And here, it appears – so far, anyway – that the Braintree Police Department, for reasons not yet fully explained or fully known, did not provide either the State Police or the Norfolk District Attorney’s office with the full scope of what Amy Bishop had done, immediately following the shooting death of her brother. It was the Braintree Police Department who advised the state police investigator that Seth Bishop’s death was accidental. Those statements came from the highest level of the Department: Former Police Chief John Polio, who had publicly commented, “Every indication at this point in time leads us to believe that it was an accidental shooting.'” That information was corroborated by the Massachusetts state medical examiner at the time, who ruled the death was due to an ‘accidental discharge from a shotgun.’
• With the command staff of the Braintree Police Department telling Delahunt that Seth Bishop’s death was accidental, and with them not telling him of Amy Bishop’s criminal acts immediately after her brother’s shooting;
• With the Braintree Police informing, and importantly not informing, the state Police investigator of the same things;
• With all the reports uniformly saying that Seth Bishop’s death was an accident, and with no other information to lead him to believe that any crime had been committed by Amy Bishop,
– what else, legally, was Delahunt to do? Without this critical information that we now know to be true, and that presently appears for some unexplained reason was not transmitted to both the State Police and Delahunt’s office by Braintree Police, on a purely legal and prosecutorial level, there wasn’t much if anything that the-then District Attorney could do. It was the Braintree Police Department that had primary investigative jurisdiction over this incident. Everything that they did or didn’t do following that shooting incident, formed the basis of the actions and inactions that followed in this sorry matter.
More information will be forthcoming in the days ahead. Let’s reserve judgment until every sheet possible has been pulled back on this story. If it was the then-District Attorney who failed in some respect here, that will become obvious. As of right now, that doesn’t appear to be the case. Some people might expect a Norfolk County murder defense lawyer to come down hard on a DA’s office (practicing on the opposite side of the legal aisle as I do.) I think the truth is more important. Some people (primarily within law enforcement, understandably,) will see a rush to judgment in my opinion that the core of the communications failures that apparently occurred in this incident, seem to lay within the Braintree Police Department. I am commenting on the information available to date. If more information develops to counter what is presently available, then a reassessment will be needed.

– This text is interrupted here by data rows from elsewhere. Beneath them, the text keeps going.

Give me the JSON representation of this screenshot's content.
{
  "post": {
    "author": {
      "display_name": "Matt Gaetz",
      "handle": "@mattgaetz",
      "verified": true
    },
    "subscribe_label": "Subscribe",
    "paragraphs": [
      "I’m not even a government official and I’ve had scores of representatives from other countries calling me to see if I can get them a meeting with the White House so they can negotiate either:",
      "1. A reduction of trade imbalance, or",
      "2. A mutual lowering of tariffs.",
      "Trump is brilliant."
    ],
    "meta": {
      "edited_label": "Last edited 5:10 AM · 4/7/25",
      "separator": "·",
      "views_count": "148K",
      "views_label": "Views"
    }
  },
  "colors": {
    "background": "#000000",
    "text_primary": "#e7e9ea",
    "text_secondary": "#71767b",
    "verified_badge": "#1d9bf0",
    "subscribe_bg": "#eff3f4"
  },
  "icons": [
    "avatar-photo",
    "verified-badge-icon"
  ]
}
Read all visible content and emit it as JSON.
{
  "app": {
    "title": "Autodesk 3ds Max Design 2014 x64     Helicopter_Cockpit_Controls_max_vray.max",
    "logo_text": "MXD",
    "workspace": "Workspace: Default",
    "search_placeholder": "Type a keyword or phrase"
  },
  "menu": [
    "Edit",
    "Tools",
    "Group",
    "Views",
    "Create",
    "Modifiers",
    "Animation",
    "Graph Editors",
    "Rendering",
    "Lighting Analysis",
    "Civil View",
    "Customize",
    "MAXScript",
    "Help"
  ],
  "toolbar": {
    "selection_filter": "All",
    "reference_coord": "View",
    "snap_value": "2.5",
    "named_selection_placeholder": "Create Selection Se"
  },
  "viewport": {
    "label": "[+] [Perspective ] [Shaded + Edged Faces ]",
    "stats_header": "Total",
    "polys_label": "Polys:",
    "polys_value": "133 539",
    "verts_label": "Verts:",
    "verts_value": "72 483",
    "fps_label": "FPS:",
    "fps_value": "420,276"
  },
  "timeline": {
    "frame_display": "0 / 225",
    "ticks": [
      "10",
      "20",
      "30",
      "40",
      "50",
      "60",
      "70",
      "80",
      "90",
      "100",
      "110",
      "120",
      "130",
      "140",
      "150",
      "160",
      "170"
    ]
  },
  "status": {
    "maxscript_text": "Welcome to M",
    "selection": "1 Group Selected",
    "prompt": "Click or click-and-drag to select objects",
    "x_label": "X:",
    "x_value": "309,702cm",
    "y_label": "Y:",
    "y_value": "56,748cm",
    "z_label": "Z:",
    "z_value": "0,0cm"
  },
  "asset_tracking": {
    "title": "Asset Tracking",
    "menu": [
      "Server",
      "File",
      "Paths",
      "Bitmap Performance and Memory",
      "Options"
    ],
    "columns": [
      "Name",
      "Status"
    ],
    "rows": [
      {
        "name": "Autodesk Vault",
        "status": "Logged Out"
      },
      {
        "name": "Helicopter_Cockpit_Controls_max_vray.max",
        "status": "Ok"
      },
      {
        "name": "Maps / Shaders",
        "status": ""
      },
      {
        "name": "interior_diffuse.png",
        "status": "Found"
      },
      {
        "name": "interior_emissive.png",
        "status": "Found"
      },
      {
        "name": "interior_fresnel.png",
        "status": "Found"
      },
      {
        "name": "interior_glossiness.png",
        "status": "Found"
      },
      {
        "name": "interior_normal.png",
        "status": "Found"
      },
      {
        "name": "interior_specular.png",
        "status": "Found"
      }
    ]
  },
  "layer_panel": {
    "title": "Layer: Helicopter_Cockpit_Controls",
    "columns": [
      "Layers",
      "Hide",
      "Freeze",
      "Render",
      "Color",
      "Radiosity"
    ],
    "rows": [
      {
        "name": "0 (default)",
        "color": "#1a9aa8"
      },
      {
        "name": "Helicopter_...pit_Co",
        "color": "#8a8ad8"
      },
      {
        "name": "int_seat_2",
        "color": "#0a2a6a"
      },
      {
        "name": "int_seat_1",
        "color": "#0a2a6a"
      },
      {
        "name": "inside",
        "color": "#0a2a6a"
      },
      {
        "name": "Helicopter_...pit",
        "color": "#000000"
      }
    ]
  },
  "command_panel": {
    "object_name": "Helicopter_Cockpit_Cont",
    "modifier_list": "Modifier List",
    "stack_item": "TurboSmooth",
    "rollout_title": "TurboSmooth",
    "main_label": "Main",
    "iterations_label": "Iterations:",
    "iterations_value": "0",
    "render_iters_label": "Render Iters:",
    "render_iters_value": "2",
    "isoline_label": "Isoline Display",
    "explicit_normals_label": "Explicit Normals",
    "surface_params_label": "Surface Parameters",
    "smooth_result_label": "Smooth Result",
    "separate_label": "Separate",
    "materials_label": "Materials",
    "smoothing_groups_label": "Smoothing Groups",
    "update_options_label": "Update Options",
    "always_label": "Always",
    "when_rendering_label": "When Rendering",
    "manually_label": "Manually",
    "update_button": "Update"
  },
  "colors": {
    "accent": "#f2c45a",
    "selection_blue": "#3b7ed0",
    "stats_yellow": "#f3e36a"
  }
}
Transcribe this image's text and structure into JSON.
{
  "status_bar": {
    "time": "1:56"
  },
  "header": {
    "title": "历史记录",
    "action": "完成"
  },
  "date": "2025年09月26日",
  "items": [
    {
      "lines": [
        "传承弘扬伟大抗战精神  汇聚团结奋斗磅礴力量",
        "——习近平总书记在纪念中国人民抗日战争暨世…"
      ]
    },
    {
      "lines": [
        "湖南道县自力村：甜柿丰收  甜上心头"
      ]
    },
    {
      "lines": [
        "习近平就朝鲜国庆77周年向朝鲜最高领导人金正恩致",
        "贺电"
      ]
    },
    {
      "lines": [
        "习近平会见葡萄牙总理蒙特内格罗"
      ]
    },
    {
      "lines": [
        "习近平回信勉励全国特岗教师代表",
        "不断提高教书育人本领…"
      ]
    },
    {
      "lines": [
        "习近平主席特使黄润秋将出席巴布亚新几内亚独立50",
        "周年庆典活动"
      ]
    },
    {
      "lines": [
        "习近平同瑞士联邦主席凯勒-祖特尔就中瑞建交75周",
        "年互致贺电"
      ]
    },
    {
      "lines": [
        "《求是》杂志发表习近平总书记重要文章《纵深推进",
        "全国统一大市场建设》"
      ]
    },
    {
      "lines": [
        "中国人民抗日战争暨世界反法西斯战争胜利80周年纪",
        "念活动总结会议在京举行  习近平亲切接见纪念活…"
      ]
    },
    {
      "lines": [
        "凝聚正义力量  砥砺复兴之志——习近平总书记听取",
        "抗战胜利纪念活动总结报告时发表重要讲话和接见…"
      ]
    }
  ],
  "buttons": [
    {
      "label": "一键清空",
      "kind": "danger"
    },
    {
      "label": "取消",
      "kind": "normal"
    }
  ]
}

An investigation is now being headed by current Norfolk District Attorney William Keating, which I hope will be thorough. But as of today’s date, I’d say the finger-pointing, should point away from Bill Delahunt.